The Heritage Lottery Fund will gift the money to redevelop the building into a museum, gallery, sport and cultural centre.
As revealed in the Evening Times in June, the Kelvin Hall will become the new museum for the Hunterian collections of Glasgow University, as well as a home for items from the Glasgow Museums collections.
The work will be done in two phases and the total cost is expected to be about £60m.
Colin McLean, head of the Heritage Lottery Fund in Scotland, said: "The Kelvin Hall is a hugely popular building, much loved by the people of Glasgow and beyond, so it is fitting the Lottery- playing public have had a hand in securing its future.
"This is a groundbreaking project that brings together civic, university and national heritage collections for the first time in the UK."
About 1.5 million objects, currently stored in various locations in the city, will be relocated to the new facility.
The building, opposite the Kelvingrove Art Gallery and Museum, will eventually become home to the Hunterian Collections Study Centre.
The work's first phase - transforming a large part of the building into a joint collections and study centre - is planned to be completed by the end of 2016. The second stage, creating new galleries and special exhibition and education spaces, is scheduled to end in 2020.

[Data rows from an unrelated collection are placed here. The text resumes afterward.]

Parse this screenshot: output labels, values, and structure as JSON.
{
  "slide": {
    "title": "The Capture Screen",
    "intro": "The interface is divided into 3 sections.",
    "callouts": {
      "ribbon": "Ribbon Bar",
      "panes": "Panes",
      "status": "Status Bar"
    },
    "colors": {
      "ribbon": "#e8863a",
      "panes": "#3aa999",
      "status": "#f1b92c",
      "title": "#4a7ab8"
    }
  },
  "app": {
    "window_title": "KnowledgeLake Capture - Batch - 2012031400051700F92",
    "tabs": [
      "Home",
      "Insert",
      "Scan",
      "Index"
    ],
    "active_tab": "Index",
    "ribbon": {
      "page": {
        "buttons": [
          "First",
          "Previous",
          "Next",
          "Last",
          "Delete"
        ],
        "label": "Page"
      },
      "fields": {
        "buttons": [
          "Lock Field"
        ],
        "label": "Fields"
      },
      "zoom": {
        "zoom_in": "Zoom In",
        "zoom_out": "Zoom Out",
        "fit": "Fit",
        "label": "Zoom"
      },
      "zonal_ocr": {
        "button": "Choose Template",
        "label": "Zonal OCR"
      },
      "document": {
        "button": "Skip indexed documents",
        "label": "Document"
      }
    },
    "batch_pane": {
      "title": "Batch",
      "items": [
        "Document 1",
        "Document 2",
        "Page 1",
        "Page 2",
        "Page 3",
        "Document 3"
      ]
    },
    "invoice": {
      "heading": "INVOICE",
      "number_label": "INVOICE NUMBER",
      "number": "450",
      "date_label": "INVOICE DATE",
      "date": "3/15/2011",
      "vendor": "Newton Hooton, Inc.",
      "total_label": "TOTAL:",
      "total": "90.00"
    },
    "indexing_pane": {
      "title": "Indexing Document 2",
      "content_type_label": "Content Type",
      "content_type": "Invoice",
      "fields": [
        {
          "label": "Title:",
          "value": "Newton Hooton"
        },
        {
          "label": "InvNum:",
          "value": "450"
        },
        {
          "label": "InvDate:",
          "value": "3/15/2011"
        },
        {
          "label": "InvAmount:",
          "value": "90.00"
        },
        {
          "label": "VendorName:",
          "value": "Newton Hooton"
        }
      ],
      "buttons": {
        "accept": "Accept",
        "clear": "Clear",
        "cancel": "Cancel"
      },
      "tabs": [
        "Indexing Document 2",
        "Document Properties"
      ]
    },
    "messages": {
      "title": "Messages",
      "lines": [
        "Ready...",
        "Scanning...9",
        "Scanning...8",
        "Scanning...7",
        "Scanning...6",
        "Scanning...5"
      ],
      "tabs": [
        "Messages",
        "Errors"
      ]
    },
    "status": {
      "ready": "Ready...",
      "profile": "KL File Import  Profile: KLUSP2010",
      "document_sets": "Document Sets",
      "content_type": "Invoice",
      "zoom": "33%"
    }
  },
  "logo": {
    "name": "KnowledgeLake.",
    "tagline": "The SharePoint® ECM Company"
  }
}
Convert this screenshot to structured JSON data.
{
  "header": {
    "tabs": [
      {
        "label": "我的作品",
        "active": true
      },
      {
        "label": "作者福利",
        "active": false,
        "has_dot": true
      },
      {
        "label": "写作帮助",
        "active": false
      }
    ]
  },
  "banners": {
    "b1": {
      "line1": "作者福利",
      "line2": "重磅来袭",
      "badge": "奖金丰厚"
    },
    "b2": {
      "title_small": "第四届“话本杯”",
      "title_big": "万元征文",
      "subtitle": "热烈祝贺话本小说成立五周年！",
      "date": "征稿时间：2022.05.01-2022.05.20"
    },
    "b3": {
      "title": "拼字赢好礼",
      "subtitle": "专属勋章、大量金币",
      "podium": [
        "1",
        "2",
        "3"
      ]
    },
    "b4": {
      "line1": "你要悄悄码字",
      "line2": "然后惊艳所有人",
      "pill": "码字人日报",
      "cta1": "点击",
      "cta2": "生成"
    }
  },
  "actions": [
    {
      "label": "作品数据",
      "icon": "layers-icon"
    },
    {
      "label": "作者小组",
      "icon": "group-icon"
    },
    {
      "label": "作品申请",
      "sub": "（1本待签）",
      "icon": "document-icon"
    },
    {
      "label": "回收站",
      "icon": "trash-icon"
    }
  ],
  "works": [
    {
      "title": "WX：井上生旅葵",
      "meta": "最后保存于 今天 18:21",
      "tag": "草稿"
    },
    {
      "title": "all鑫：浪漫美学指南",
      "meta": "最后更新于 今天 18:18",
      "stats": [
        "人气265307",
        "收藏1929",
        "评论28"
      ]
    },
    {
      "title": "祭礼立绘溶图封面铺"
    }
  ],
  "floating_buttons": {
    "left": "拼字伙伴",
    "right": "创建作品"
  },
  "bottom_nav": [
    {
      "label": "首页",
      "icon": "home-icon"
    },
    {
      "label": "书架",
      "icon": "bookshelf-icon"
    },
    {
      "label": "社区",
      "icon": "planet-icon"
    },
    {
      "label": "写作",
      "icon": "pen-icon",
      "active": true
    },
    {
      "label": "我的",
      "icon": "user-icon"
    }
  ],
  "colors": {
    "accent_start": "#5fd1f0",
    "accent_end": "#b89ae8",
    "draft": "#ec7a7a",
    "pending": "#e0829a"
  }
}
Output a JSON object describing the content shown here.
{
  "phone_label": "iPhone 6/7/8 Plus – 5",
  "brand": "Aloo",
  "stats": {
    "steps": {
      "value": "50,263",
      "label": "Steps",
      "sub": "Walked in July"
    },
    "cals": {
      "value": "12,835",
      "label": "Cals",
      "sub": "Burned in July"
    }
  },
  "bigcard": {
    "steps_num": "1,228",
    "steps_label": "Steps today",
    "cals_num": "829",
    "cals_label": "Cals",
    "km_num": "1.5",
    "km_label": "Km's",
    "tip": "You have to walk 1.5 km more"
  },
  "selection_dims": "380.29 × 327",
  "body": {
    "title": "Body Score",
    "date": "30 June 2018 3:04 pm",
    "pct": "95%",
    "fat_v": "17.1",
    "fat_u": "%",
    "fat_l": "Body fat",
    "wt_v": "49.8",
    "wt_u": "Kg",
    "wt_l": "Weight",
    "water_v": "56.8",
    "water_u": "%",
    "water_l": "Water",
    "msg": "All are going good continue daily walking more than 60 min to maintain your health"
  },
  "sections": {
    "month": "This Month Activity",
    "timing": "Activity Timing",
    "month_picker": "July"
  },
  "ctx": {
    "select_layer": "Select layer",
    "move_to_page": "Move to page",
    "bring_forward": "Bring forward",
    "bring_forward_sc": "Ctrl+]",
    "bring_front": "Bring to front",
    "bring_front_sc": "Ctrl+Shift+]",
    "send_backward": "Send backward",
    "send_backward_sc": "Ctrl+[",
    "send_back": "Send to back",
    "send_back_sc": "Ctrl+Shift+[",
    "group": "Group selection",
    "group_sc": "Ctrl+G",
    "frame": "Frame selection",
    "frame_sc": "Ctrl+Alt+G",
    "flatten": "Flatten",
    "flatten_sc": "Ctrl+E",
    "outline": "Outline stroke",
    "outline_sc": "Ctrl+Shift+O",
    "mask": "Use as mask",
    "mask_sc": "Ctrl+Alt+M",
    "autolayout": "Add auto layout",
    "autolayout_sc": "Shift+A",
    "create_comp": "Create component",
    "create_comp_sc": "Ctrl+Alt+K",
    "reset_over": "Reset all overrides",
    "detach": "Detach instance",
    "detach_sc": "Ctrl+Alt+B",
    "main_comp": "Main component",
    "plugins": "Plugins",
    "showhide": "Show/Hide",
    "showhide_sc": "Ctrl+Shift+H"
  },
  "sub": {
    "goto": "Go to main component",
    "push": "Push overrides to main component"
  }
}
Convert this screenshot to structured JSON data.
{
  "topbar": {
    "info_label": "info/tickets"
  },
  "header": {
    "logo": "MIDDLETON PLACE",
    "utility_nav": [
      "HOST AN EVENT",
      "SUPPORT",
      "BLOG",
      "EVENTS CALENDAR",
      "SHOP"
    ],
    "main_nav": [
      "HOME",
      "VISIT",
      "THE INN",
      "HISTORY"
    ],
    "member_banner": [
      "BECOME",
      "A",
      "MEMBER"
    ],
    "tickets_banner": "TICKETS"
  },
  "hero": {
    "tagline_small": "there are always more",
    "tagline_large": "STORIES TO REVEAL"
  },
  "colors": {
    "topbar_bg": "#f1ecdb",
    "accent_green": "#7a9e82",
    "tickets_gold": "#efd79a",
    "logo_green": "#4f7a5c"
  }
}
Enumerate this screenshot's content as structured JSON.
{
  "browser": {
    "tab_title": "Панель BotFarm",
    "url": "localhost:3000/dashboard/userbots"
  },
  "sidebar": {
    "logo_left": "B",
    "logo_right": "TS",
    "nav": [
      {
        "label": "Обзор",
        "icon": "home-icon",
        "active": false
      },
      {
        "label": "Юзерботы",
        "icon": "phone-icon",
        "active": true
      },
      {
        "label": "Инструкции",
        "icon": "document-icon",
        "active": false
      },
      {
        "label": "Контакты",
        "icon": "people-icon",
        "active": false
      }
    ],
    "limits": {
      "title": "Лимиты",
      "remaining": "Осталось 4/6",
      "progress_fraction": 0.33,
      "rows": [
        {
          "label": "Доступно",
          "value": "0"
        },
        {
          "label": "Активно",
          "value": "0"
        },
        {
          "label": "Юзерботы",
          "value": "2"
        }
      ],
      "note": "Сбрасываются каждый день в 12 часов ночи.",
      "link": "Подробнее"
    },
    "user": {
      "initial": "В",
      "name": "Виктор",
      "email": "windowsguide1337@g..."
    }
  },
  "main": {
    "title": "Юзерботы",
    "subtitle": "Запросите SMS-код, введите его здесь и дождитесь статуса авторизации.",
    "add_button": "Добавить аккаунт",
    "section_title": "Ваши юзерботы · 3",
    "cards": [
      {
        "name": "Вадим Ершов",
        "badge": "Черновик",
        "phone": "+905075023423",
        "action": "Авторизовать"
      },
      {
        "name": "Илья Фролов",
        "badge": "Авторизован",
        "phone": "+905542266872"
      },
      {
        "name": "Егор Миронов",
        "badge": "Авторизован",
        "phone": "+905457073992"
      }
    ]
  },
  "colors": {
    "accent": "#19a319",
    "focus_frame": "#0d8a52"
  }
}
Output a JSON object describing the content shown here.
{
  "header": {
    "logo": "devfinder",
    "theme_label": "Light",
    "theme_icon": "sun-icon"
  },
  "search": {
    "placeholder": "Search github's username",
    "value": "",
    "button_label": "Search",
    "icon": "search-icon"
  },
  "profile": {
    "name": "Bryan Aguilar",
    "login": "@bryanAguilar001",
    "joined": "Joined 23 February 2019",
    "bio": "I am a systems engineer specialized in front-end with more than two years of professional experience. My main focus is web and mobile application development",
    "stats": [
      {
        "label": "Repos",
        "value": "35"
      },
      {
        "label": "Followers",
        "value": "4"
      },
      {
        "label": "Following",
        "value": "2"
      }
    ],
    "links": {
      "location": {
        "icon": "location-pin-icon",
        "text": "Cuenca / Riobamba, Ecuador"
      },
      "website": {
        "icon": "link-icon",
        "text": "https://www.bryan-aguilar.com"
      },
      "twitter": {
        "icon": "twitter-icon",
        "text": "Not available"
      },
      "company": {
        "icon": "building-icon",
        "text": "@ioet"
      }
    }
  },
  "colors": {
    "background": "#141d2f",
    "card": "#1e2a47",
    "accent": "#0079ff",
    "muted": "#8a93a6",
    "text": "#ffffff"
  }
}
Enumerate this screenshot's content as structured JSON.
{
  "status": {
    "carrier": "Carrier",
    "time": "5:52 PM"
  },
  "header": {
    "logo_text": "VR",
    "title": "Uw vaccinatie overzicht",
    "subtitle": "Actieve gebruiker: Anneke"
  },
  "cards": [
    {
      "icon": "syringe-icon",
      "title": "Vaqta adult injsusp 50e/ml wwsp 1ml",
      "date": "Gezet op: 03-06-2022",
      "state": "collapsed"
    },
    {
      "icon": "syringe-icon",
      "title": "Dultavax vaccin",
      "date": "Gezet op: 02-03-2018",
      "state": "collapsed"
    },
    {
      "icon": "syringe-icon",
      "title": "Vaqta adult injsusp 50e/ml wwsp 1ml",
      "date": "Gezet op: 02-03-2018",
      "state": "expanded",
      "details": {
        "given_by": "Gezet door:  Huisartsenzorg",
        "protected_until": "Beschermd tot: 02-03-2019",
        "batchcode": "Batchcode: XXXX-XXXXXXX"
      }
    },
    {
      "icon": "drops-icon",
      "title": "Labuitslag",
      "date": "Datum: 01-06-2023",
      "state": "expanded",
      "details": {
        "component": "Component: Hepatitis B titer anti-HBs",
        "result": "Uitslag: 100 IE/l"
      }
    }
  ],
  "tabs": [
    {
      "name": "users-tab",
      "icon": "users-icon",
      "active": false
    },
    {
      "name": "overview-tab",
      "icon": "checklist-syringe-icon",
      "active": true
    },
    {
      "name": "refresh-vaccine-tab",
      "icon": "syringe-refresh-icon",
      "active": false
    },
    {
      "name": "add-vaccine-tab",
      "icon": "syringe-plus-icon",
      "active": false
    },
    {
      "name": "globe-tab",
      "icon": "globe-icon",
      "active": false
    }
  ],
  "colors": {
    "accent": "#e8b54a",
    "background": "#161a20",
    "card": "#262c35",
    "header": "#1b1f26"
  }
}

The museum and gallery will also house the only surviving complete suite of interiors by Charles Rennie Mackintosh.
The National Library Of Scotland's Scottish Screen Archive will also be given a new home, giving the public access to more than 100 years of history on film and video.
Kelvin Hall was built in 1926/27 to house large-scale exhibitions.
Archie Graham, chairman of Glasgow Life, which runs the city's museums, said: "This ambitious project will breathe new life into what is already a vibrant museums quarter, with Kelvingrove, the Hunterian and Riverside museums nearby."